Brian Jupiter's whole smoked alligator at Frontier (Courtesy of Frontier )
Chef Brian Jupiter has earned a reputation for cooking the gamiest of game meats at Noble Square bar Frontier (1072 N. Milwaukee Ave.). When we heard that he recently added a smoked alligator to his lineup of whole animals, we called him up to hear more about the cooking process—and find out if gator-eating parties might just become the new pig roast.
Why’d you want to start offering whole smoked alligator?
Well, I’m from New Orleans, so I’ve been eating alligator all my life. We’re always looking for ways to change the game up. We have alligator ribs added to the menu already, and we wanted to have something different and unique for that whole animal section [of our menu]. The alligator was definitely something that I knew would make people go crazy, for one, and alligator intimidates a lot of people as well. The first one, we brought it out and people literally got out of their seats and started taking pictures and stuff. I always want to make them think, “What is he going to do next?”
What’s the smoking process like, from start to finish?
Well right now we’re still getting farm gators, so they’re smaller, because alligators are very temperamental in the sense that they don’t eat when it’s cold, or [when] the temperatures drop at all, they go basically into a hibernation type of thing.
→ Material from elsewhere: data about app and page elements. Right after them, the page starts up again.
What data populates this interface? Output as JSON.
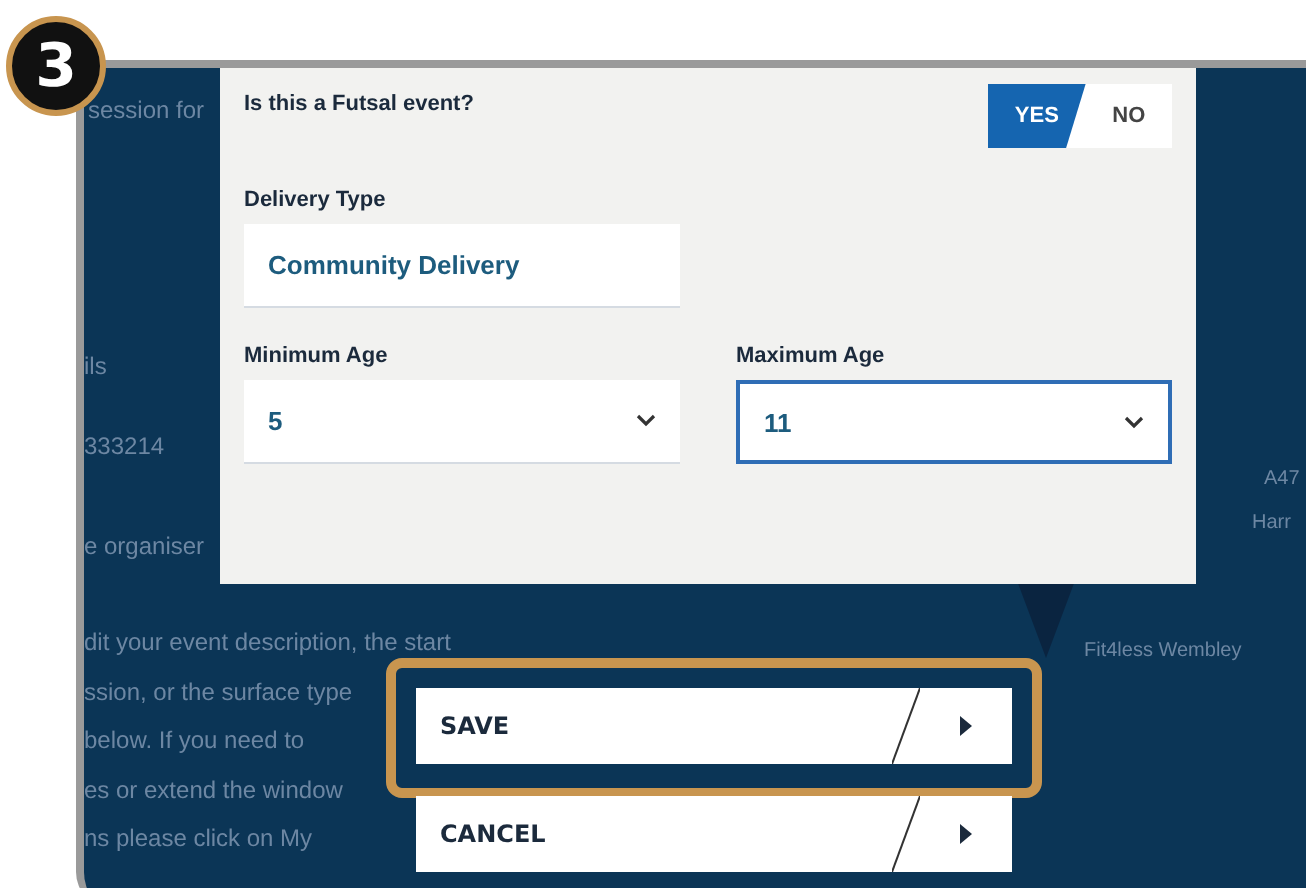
{
  "step_badge": "3",
  "background": {
    "texts": [
      "session for",
      "ils",
      "333214",
      "e organiser",
      "dit your event description, the start",
      "ssion, or the surface type",
      "below. If you need to",
      "es or extend the window",
      "ns please click on My"
    ],
    "map_labels": [
      "A47",
      "Harr",
      "Fit4less Wembley"
    ]
  },
  "modal": {
    "futsal": {
      "label": "Is this a Futsal event?",
      "options": [
        {
          "label": "YES",
          "selected": true
        },
        {
          "label": "NO",
          "selected": false
        }
      ]
    },
    "delivery_type": {
      "label": "Delivery Type",
      "value": "Community Delivery"
    },
    "minimum_age": {
      "label": "Minimum Age",
      "value": "5",
      "focused": false
    },
    "maximum_age": {
      "label": "Maximum Age",
      "value": "11",
      "focused": true
    }
  },
  "buttons": [
    {
      "label": "SAVE",
      "highlighted": true
    },
    {
      "label": "CANCEL",
      "highlighted": false
    }
  ]
}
The gators that we’re getting now are still small, but in July, the wild season opens. So we’re going to get larger alligators in July. We’ll probably be looking at something around 6 feet in July. We’re not going to go over that size because alligators, the bigger they get, the more fatty they get, and the fat is not a pleasant taste. So, we’re taking these little gators, we’re stuffing the bellies with chicken, you know, just seasoned with some Cajun spice and salt and pepper, and we sew the belly shut. We rub the alligator itself with olive oil, salt, pepper, garlic and Cajun [spices], and we wrap it in foil for the first hour [of the smoking process.] After that, we remove the foil and, with a spray bottle, we baste it, spray it down, spray it down, about every 30 minutes or so. We [baste with] a mixture of olive oil and garlic powder, some salt a little bit of water, ’cause the alligator’s very lean, so we have to keep it moist to keep it from drying out. The main process is making sure you baste it, baste it, and … we have apple and cherry wood for the smoker. We’re looking at probably about a 3-4 hour cook time.
Is the smoked alligator destined to be the next pig roast?
The pigs and the boars are always going to dominate, because it’s hard to get large groups to eat a whole alligator. So the pigs and the boars are the easiest sells from the customer standpoint, but people that are adventurous are definitely going to try out alligator for sure. We’re getting calls like crazy about it. I actually did a whole gator yesterday at the Chefs on the Grill event, and the people were taking pcitures like crazy.
How much will this alligator run you?
We’re still trying to nail that part down. I’ll know a little bit better once these wild gators come in and I see where they’re come in at as far as size and price. ‘Cause honestly, right now they’re only about 11-12 pounds each. [Pricing will be] based off the size and what I’m paying for them, and right now, it’s really high. Like that farm stuff is coming in about $19 a pound right now. We’ve only done one so far and we did that one at $575, and we actually gave them two smaller gators, just because they weren’t up to the size we wanted them to be yet. So yeah, I’m thinking minimum $575. If I get 6-footers, the price would go up to but won’t exceed $700. [That serves] 10-12 people. With the sides for that … we’re doing a house-made duck andouille sausage, chicken jambalaya, and the rest of the sides are the same [as with our pig roasts], we’re still doing the Caesar salad with the polenta croutons and the succotash and the johnny cakes. I would like to get five days [advanced notice]. Sometimes I can make it work in three. Five would give me the guarantee that I can get ‘em in time.